The data logging example is misleading as on page 113 of the book it imples the logged values can be read after it has run on battery and then plugged back into the computer. In practice it siply wipes the results and start a new file. To keep the log accessible when plugging back into a PC extra code will be needed to start and stop logging, or else the line to save to file should use file append “a” instead of write “w”:
sensor_temp = machine.ADC(machine.ADC.CORE_TEMP)
conversion_factor = 3.3 / (65535)
file = open(“temps.txt” , “a”)
reading=sensor_temp.read_u16() * conversion_factor
temperature = 27 – (reading – 0.706)/0.001721
file.write(str(temperature) + “\n”)
Nice catch! I found the same error. After a bit or research regarding Python File Handling I arrived at the same solution and used “a” append as the solution. Funny, I even added file.write(“Starting\n”) before the while True loop to see where past logging ends and new logging begins.

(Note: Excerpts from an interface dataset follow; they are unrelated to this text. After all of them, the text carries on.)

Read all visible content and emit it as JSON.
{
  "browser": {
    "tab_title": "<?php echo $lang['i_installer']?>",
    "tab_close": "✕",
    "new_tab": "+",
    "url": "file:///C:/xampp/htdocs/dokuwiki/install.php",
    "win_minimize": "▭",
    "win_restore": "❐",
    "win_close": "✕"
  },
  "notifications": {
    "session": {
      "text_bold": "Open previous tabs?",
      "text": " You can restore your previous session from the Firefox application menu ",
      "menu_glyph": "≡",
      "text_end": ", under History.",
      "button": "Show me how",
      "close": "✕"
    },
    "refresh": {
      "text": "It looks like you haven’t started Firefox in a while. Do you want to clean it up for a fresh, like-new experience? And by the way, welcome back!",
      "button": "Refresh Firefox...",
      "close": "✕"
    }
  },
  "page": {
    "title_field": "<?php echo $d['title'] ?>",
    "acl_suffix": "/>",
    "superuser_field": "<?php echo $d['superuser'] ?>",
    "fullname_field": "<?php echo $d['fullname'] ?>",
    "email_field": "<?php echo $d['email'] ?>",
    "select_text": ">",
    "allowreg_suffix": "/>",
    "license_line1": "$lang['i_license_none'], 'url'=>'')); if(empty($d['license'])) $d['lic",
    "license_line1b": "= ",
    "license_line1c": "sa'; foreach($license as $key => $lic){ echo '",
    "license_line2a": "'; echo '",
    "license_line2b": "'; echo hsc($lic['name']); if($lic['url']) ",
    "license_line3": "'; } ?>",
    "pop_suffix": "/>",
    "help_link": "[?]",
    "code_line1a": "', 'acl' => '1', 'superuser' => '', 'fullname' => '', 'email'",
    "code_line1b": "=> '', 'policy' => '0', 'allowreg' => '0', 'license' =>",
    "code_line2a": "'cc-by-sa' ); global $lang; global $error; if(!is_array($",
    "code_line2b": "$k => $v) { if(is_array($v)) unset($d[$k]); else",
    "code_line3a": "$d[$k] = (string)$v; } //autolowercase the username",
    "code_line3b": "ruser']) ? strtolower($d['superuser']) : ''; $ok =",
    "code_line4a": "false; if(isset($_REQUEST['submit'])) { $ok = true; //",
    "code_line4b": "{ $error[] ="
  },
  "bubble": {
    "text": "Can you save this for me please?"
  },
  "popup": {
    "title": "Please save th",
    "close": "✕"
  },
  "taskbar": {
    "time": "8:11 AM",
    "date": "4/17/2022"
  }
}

*** Can’t compile blink – MISSING machine LIBRARY ***.
Having worked with Arduinos for several years I was looking forward to getting to know the Pico with this book. The early examples which did not involve hardware were simple enough, and that ‘Blink’ code looks pretty straightforward, but my Win10 system doesn’t hold the ‘machine’ library and I get error:..Traceback (most recent call last): File “”, line 1, in ModuleNotFoundError: No module named ‘machine’
I have searched everywhere for the Pico library. How does one obtain it and where to install it?
Any advice gratefully received.
Are the words “file.close()” at the bottom of page 119
just before HEXADECIMAL a typographical error ?